Data about app and page elements
--------------------------------

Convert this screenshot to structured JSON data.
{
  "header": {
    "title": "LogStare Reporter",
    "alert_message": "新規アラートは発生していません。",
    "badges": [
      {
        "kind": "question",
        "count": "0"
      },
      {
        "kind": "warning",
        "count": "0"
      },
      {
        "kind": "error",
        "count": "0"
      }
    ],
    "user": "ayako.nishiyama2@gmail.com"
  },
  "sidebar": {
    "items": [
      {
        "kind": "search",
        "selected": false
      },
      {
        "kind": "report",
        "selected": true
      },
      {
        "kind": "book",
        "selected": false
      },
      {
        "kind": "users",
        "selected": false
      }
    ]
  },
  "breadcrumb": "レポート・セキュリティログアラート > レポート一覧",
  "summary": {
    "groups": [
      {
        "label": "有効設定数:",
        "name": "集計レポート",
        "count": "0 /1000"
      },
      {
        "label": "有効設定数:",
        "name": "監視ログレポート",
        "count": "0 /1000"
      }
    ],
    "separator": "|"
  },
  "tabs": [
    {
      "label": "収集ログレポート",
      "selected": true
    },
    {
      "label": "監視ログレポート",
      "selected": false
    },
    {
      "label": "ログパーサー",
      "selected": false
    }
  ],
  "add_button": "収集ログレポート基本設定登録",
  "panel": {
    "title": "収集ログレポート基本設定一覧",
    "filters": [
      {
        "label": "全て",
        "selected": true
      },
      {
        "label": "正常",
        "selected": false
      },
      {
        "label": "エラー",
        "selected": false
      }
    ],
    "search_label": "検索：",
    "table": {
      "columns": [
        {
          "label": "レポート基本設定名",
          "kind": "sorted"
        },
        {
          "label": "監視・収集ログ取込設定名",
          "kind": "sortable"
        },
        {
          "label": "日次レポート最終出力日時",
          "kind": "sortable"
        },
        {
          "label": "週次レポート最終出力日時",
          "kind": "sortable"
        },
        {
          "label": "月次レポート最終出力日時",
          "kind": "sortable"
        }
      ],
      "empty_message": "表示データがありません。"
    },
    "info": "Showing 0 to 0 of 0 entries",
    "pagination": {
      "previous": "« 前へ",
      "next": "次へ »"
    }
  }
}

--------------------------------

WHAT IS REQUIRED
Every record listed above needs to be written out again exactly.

EXERCISE RESULT
Convert this screenshot to structured JSON data.
{
  "header": {
    "title": "LogStare Reporter",
    "alert_message": "新規アラートは発生していません。",
    "badges": [
      {
        "kind": "question",
        "count": "0"
      },
      {
        "kind": "warning",
        "count": "0"
      },
      {
        "kind": "error",
        "count": "0"
      }
    ],
    "user": "ayako.nishiyama2@gmail.com"
  },
  "sidebar": {
    "items": [
      {
        "kind": "search",
        "selected": false
      },
      {
        "kind": "report",
        "selected": true
      },
      {
        "kind": "book",
        "selected": false
      },
      {
        "kind": "users",
        "selected": false
      }
    ]
  },
  "breadcrumb": "レポート・セキュリティログアラート > レポート一覧",
  "summary": {
    "groups": [
      {
        "label": "有効設定数:",
        "name": "集計レポート",
        "count": "0 /1000"
      },
      {
        "label": "有効設定数:",
        "name": "監視ログレポート",
        "count": "0 /1000"
      }
    ],
    "separator": "|"
  },
  "tabs": [
    {
      "label": "収集ログレポート",
      "selected": true
    },
    {
      "label": "監視ログレポート",
      "selected": false
    },
    {
      "label": "ログパーサー",
      "selected": false
    }
  ],
  "add_button": "収集ログレポート基本設定登録",
  "panel": {
    "title": "収集ログレポート基本設定一覧",
    "filters": [
      {
        "label": "全て",
        "selected": true
      },
      {
        "label": "正常",
        "selected": false
      },
      {
        "label": "エラー",
        "selected": false
      }
    ],
    "search_label": "検索：",
    "table": {
      "columns": [
        {
          "label": "レポート基本設定名",
          "kind": "sorted"
        },
        {
          "label": "監視・収集ログ取込設定名",
          "kind": "sortable"
        },
        {
          "label": "日次レポート最終出力日時",
          "kind": "sortable"
        },
        {
          "label": "週次レポート最終出力日時",
          "kind": "sortable"
        },
        {
          "label": "月次レポート最終出力日時",
          "kind": "sortable"
        }
      ],
      "empty_message": "表示データがありません。"
    },
    "info": "Showing 0 to 0 of 0 entries",
    "pagination": {
      "previous": "« 前へ",
      "next": "次へ »"
    }
  }
}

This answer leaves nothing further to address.